ACTION ITEM
Omit the pictures and reproduce the rest of the listing exactly.

DATASET RECORDS
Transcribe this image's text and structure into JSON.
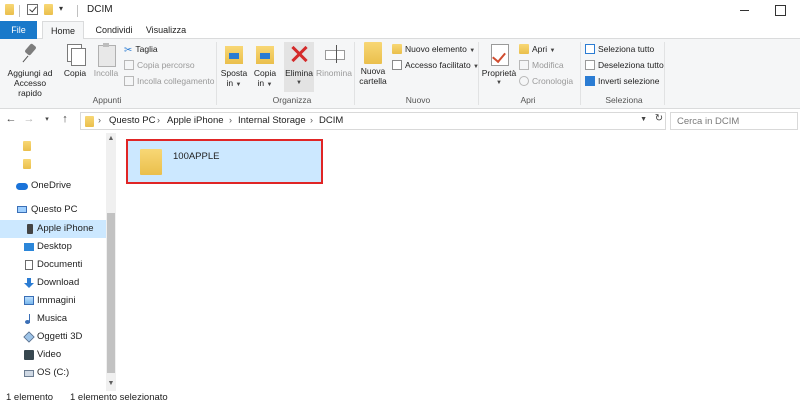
{
  "window": {
    "title": "DCIM",
    "icons": [
      "folder-icon",
      "checkmark-icon",
      "folder-icon",
      "dropdown-icon"
    ]
  },
  "ribbon_tabs": [
    "File",
    "Home",
    "Condividi",
    "Visualizza"
  ],
  "ribbon": {
    "appunti": {
      "label": "Appunti",
      "pin_line1": "Aggiungi ad",
      "pin_line2": "Accesso rapido",
      "copy": "Copia",
      "paste": "Incolla",
      "cut": "Taglia",
      "copy_path": "Copia percorso",
      "paste_link": "Incolla collegamento"
    },
    "organizza": {
      "label": "Organizza",
      "move_line1": "Sposta",
      "move_line2": "in",
      "copy_line1": "Copia",
      "copy_line2": "in",
      "delete": "Elimina",
      "rename": "Rinomina"
    },
    "nuovo": {
      "label": "Nuovo",
      "new_folder_line1": "Nuova",
      "new_folder_line2": "cartella",
      "new_item": "Nuovo elemento",
      "easy_access": "Accesso facilitato"
    },
    "apri": {
      "label": "Apri",
      "properties": "Proprietà",
      "open": "Apri",
      "edit": "Modifica",
      "history": "Cronologia"
    },
    "seleziona": {
      "label": "Seleziona",
      "select_all": "Seleziona tutto",
      "select_none": "Deseleziona tutto",
      "invert": "Inverti selezione"
    }
  },
  "address": {
    "crumbs": [
      "Questo PC",
      "Apple iPhone",
      "Internal Storage",
      "DCIM"
    ],
    "search_placeholder": "Cerca in DCIM"
  },
  "nav": {
    "items": [
      {
        "label": "",
        "icon": "folder-icon"
      },
      {
        "label": "",
        "icon": "folder-icon"
      },
      {
        "label": "OneDrive",
        "icon": "onedrive-icon"
      },
      {
        "label": "Questo PC",
        "icon": "computer-icon"
      },
      {
        "label": "Apple iPhone",
        "icon": "phone-icon",
        "selected": true
      },
      {
        "label": "Desktop",
        "icon": "desktop-icon"
      },
      {
        "label": "Documenti",
        "icon": "documents-icon"
      },
      {
        "label": "Download",
        "icon": "download-icon"
      },
      {
        "label": "Immagini",
        "icon": "pictures-icon"
      },
      {
        "label": "Musica",
        "icon": "music-icon"
      },
      {
        "label": "Oggetti 3D",
        "icon": "3d-objects-icon"
      },
      {
        "label": "Video",
        "icon": "video-icon"
      },
      {
        "label": "OS (C:)",
        "icon": "drive-icon"
      }
    ]
  },
  "files": [
    {
      "name": "100APPLE",
      "icon": "folder-icon",
      "selected": true
    }
  ],
  "status": {
    "count": "1 elemento",
    "selected": "1 elemento selezionato"
  },
  "colors": {
    "accent": "#1979ca",
    "selection": "#cce8ff",
    "highlight_border": "#e02525"
  }
}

OUTPUT
Transcribe this image's text and structure into JSON.
{
  "window": {
    "title": "DCIM",
    "icons": [
      "folder-icon",
      "checkmark-icon",
      "folder-icon",
      "dropdown-icon"
    ]
  },
  "ribbon_tabs": [
    "File",
    "Home",
    "Condividi",
    "Visualizza"
  ],
  "ribbon": {
    "appunti": {
      "label": "Appunti",
      "pin_line1": "Aggiungi ad",
      "pin_line2": "Accesso rapido",
      "copy": "Copia",
      "paste": "Incolla",
      "cut": "Taglia",
      "copy_path": "Copia percorso",
      "paste_link": "Incolla collegamento"
    },
    "organizza": {
      "label": "Organizza",
      "move_line1": "Sposta",
      "move_line2": "in",
      "copy_line1": "Copia",
      "copy_line2": "in",
      "delete": "Elimina",
      "rename": "Rinomina"
    },
    "nuovo": {
      "label": "Nuovo",
      "new_folder_line1": "Nuova",
      "new_folder_line2": "cartella",
      "new_item": "Nuovo elemento",
      "easy_access": "Accesso facilitato"
    },
    "apri": {
      "label": "Apri",
      "properties": "Proprietà",
      "open": "Apri",
      "edit": "Modifica",
      "history": "Cronologia"
    },
    "seleziona": {
      "label": "Seleziona",
      "select_all": "Seleziona tutto",
      "select_none": "Deseleziona tutto",
      "invert": "Inverti selezione"
    }
  },
  "address": {
    "crumbs": [
      "Questo PC",
      "Apple iPhone",
      "Internal Storage",
      "DCIM"
    ],
    "search_placeholder": "Cerca in DCIM"
  },
  "nav": {
    "items": [
      {
        "label": "",
        "icon": "folder-icon"
      },
      {
        "label": "",
        "icon": "folder-icon"
      },
      {
        "label": "OneDrive",
        "icon": "onedrive-icon"
      },
      {
        "label": "Questo PC",
        "icon": "computer-icon"
      },
      {
        "label": "Apple iPhone",
        "icon": "phone-icon",
        "selected": true
      },
      {
        "label": "Desktop",
        "icon": "desktop-icon"
      },
      {
        "label": "Documenti",
        "icon": "documents-icon"
      },
      {
        "label": "Download",
        "icon": "download-icon"
      },
      {
        "label": "Immagini",
        "icon": "pictures-icon"
      },
      {
        "label": "Musica",
        "icon": "music-icon"
      },
      {
        "label": "Oggetti 3D",
        "icon": "3d-objects-icon"
      },
      {
        "label": "Video",
        "icon": "video-icon"
      },
      {
        "label": "OS (C:)",
        "icon": "drive-icon"
      }
    ]
  },
  "files": [
    {
      "name": "100APPLE",
      "icon": "folder-icon",
      "selected": true
    }
  ],
  "status": {
    "count": "1 elemento",
    "selected": "1 elemento selezionato"
  },
  "colors": {
    "accent": "#1979ca",
    "selection": "#cce8ff",
    "highlight_border": "#e02525"
  }
}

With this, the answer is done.